Guide to eat cheap breakfast in Reykjavik. Know where to eat in Reykjavik on a budget.

Skyr, coffee and pastries are breakfast essentials in Iceland—they may provide just the fuel you need to spend a day riding horses, hiking snow-capped peaks or traveling to waterfalls. But if you’re on a tight budget, you may not know where to go or what to look for. Thankfully, Reykjavík offers plenty of affordable breakfast options. 
Here are five of the best ways to get your morning meal in Iceland’s capital without breaking your wallet. 
If you’re walking down the street and smell freshly baked bread, you know you’ve come to the right place. Hour by hour, Sandholt churns out some of the country’s best baked goods.
For the early riser, Sandholt can’t be beat. It’s open at 6:00 in the morning, so whether you’re a natural early bird or have just stepped off your plane from a red-eye flight, this combined café and bakery is a necessity. While you can easily sit down and order a full meal—be it waffles or fried eggs—the cheaper option is to grab something on the go. Line up at the counter to grab something savory or sweet. With its delicious sandwiches and warm pastries, Sandholt will have you covered.
Sandholt is located on Reykjavík’s main shopping street at Laugavegur 36.
Reykjavík Roasters
If you’re a coffee fiend, you’ve come to the right place. Iceland is renowned for its rich, smooth brews—and Reykjavík Roasters is consistently ranked among the finest of coffeeshops. You can choose from any of your favorite styles and even get a pastry on the side. Then, relax and soak up the quiet, quirky and eclectic atmosphere: Roasters definitely has personality. Hip Icelandic music is often playing over the stereo—and you can browse their record collection yourself.
While it may not fill you up, a cappuccino and a croissant could be a perfect fit for the lighter eater. No matter what you get, Roasters is almost guaranteed to draw you back.
Reykjavík Roasters has two main locations: one at Kárastígur 1 in the middle of downtown and another at Brautarholt 2 (close to Hlemmur Square). 
Brauð & Co
For those with a sweet tooth, there’s no better spot than Brauð & Co. Their delectable cinnamon rolls and unique Icelandic confections are essentially doughy nuggets of heaven.
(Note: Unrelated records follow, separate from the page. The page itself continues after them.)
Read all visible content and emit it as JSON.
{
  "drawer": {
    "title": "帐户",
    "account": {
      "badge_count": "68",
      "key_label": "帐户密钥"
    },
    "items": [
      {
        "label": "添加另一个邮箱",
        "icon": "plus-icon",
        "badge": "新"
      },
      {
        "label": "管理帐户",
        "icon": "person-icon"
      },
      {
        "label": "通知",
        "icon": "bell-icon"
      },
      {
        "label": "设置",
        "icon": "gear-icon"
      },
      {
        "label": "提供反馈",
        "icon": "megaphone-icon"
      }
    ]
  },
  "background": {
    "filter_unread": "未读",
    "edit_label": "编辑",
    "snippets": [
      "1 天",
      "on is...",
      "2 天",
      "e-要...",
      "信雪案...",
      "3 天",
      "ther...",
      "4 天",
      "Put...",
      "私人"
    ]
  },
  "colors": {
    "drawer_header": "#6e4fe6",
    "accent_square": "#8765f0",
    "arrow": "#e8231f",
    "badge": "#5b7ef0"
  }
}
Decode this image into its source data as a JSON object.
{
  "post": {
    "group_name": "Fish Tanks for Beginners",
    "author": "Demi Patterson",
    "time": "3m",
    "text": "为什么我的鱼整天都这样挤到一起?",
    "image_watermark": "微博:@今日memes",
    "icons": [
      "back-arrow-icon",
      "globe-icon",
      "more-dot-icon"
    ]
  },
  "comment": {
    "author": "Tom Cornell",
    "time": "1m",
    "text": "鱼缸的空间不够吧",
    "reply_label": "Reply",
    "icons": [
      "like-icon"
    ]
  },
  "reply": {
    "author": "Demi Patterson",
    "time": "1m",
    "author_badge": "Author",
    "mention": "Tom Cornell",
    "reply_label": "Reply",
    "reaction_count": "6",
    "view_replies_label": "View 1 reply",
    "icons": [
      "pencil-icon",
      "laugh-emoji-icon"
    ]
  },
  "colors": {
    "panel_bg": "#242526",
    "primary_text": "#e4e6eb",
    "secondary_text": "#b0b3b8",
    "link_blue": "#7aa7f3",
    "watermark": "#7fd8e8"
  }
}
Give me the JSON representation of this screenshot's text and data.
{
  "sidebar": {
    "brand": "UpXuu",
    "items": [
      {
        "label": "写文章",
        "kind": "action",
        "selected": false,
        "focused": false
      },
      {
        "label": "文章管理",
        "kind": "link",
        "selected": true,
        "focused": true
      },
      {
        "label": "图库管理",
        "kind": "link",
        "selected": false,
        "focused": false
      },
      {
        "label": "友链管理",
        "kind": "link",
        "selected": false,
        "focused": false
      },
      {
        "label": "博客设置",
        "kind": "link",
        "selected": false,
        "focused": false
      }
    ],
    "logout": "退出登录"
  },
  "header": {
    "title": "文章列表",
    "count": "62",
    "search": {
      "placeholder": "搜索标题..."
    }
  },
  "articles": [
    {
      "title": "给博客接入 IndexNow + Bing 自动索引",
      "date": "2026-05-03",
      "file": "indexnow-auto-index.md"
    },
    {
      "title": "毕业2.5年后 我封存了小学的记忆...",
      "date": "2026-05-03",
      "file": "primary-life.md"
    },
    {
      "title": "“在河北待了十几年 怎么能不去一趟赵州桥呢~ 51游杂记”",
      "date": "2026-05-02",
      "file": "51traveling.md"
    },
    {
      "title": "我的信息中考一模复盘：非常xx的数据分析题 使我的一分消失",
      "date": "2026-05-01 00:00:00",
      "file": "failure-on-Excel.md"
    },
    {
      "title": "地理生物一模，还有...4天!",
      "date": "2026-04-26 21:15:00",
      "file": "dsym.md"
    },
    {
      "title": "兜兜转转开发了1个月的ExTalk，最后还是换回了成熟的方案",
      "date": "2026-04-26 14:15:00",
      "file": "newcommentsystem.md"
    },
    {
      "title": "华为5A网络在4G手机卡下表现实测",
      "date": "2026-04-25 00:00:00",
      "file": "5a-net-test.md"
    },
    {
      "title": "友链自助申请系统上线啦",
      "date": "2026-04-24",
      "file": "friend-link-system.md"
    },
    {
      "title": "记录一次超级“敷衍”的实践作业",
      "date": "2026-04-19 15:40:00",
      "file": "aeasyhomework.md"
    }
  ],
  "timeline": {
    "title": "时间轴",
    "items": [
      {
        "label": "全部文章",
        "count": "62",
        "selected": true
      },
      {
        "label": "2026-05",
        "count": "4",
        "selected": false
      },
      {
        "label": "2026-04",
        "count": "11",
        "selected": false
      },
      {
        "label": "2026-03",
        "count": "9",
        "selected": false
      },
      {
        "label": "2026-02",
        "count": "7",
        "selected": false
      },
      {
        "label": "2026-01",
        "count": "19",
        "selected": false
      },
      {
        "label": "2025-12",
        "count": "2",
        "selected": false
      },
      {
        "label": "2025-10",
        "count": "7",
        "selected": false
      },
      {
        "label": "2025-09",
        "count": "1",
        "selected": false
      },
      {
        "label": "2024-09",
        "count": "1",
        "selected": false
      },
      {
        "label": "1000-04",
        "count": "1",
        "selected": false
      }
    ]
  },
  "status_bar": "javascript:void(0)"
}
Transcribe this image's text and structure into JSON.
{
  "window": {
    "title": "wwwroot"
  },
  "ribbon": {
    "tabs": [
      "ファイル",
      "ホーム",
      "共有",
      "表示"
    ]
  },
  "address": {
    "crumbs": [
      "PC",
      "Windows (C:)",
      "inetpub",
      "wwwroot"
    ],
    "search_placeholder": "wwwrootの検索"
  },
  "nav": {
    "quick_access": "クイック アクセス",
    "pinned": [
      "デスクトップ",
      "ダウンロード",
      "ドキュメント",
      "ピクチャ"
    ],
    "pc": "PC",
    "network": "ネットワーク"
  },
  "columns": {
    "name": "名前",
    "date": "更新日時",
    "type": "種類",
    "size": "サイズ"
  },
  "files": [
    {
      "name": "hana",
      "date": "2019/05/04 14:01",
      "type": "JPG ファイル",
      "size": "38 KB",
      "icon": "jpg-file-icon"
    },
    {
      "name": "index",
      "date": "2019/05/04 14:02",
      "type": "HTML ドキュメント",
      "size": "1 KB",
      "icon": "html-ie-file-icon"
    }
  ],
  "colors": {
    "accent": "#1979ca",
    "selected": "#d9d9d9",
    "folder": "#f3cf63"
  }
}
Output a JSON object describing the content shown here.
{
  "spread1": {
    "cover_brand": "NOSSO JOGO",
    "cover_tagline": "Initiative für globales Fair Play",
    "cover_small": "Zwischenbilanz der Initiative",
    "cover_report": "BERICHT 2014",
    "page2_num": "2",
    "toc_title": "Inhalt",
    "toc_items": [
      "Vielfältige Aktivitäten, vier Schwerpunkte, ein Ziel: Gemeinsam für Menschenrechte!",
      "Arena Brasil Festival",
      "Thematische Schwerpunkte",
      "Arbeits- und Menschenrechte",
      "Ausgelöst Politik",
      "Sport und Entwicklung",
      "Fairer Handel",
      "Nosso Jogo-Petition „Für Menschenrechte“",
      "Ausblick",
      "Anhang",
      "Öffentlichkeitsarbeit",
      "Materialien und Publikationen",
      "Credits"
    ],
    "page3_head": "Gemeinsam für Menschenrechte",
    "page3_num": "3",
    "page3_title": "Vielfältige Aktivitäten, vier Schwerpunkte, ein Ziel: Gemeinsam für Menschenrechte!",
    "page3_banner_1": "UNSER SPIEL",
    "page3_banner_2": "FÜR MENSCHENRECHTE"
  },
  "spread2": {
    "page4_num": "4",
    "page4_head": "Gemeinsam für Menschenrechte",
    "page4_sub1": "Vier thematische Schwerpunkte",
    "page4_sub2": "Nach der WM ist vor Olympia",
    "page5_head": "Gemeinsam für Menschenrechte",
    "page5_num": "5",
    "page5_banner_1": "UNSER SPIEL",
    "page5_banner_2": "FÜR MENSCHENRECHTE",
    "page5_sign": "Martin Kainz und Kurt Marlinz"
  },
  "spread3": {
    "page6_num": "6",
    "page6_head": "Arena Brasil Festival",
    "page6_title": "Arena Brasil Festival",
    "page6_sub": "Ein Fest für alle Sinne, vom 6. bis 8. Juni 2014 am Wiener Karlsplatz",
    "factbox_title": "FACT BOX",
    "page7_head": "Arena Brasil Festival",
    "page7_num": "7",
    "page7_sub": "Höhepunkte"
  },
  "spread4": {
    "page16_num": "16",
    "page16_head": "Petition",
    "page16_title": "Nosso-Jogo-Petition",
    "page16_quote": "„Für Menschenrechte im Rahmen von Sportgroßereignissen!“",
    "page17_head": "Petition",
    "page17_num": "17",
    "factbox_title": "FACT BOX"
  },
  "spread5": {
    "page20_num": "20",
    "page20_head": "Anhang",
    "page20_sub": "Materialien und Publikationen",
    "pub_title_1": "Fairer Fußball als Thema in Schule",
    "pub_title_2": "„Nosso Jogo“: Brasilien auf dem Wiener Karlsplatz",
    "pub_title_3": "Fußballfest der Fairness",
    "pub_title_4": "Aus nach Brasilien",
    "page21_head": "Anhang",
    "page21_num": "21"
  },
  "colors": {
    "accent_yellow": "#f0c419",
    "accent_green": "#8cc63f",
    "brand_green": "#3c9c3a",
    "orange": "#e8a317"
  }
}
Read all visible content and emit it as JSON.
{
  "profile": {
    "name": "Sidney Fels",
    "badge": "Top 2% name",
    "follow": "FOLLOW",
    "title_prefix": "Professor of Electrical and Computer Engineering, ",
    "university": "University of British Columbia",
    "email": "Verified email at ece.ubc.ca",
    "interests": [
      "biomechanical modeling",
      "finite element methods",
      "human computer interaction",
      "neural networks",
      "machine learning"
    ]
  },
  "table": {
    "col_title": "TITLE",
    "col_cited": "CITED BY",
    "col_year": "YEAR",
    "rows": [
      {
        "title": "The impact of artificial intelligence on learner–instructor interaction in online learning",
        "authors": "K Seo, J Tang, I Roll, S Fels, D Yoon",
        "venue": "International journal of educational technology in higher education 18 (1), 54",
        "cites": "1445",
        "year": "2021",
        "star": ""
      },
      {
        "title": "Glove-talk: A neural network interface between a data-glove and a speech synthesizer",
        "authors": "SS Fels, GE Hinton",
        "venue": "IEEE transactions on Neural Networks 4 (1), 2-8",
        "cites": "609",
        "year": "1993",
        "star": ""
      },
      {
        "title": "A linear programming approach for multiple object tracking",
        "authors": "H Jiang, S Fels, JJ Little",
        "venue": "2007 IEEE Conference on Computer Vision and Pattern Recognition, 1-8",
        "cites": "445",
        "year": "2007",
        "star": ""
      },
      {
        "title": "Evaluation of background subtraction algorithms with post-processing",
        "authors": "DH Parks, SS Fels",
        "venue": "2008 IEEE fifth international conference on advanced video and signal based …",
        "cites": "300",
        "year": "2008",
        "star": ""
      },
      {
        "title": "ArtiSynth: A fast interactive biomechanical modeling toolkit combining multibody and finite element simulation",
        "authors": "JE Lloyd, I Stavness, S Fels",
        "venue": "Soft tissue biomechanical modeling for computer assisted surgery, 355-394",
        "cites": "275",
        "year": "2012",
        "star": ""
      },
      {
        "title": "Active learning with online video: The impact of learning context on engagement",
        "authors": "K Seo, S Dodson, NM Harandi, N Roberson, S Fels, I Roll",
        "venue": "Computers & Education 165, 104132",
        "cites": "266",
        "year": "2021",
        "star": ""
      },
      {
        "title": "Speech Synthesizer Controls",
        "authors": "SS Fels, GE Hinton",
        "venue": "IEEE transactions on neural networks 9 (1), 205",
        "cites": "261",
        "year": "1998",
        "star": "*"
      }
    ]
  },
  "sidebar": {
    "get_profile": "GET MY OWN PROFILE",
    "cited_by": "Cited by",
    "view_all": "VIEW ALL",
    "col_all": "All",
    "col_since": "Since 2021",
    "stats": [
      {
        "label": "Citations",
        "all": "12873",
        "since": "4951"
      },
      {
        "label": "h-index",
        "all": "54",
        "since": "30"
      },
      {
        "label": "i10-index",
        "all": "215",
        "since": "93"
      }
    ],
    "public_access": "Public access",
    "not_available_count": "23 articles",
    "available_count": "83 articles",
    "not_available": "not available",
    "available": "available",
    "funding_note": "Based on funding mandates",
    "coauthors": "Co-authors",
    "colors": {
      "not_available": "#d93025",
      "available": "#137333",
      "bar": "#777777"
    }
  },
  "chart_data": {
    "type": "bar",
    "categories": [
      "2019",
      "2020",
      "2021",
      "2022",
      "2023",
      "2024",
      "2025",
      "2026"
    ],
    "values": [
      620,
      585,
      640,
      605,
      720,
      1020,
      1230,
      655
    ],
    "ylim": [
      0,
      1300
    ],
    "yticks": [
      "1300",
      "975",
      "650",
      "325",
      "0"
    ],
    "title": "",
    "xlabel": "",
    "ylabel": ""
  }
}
Don’t forget to admire the mural on this bakery’s original building—the entire façade explodes with color. Part of the fun, too, is in the anticipation, because a line can slink down the block when Brauð gets busy.
Pastries here are inexpensive and definitely filling. Try their hjónabandssaela, or “happy marriage cake”—an Icelandic-style rhubarb crumble that will have you eating every crumb.
Brauð & Co.’s main location is Frakkastígur 16 in downtown Reykjavík, though they have several locations—including one inside the food hall at Hlemmur Square.
Grocery stores
Though they may be an unconventional option, grocery stores are a great spot to grab breakfast, and some even have tables or counters where you can sit down and eat. Food here is often cheaper than in restaurants, and you’ll have more variety. Some stores even have hot food ready for you to eat on the spot.
Plus, these shops can be an ideal place to try out the local cuisine. In Iceland, be sure to taste skyr, a traditional, yogurt-like dairy product that’s especially rich and creamy. It’s packed with protein and has almost no fat, so it makes for a filling, scrumptious breakfast.
You’ll want to keep an eye out for stores that are open during morning hours. In the downtown area, several stores—such as 10-11 and Krambúð—are open 24 hours a day. A cheaper option is Bónus, Iceland’s budget grocery chain—though its stores never open earlier than 10:00, and sometimes as late as 12:00.
Your hostel
You may think of your hostel as merely a place to sleep. But your hostel may be the cheapest breakfast option yet. Sometimes, if you know where to look, you can eat for free.
Many hostel kitchens—and especially those in Hosteling International’s Reykjavík locations—offer shelves for guests to leave extra food. While they’re often overlooked, these shelves can be loaded with goodies that the last visitor simply couldn’t take when they left. Not only does this practice reduce food waste, but it also makes your meal an exciting way to try things you wouldn’t have bought yourself. Plus, if you offer to share the extra food with other guests, it can be a quick way to make friends.
Hostels also frequently sell food—and some may even provide breakfast as part of the cost of your stay.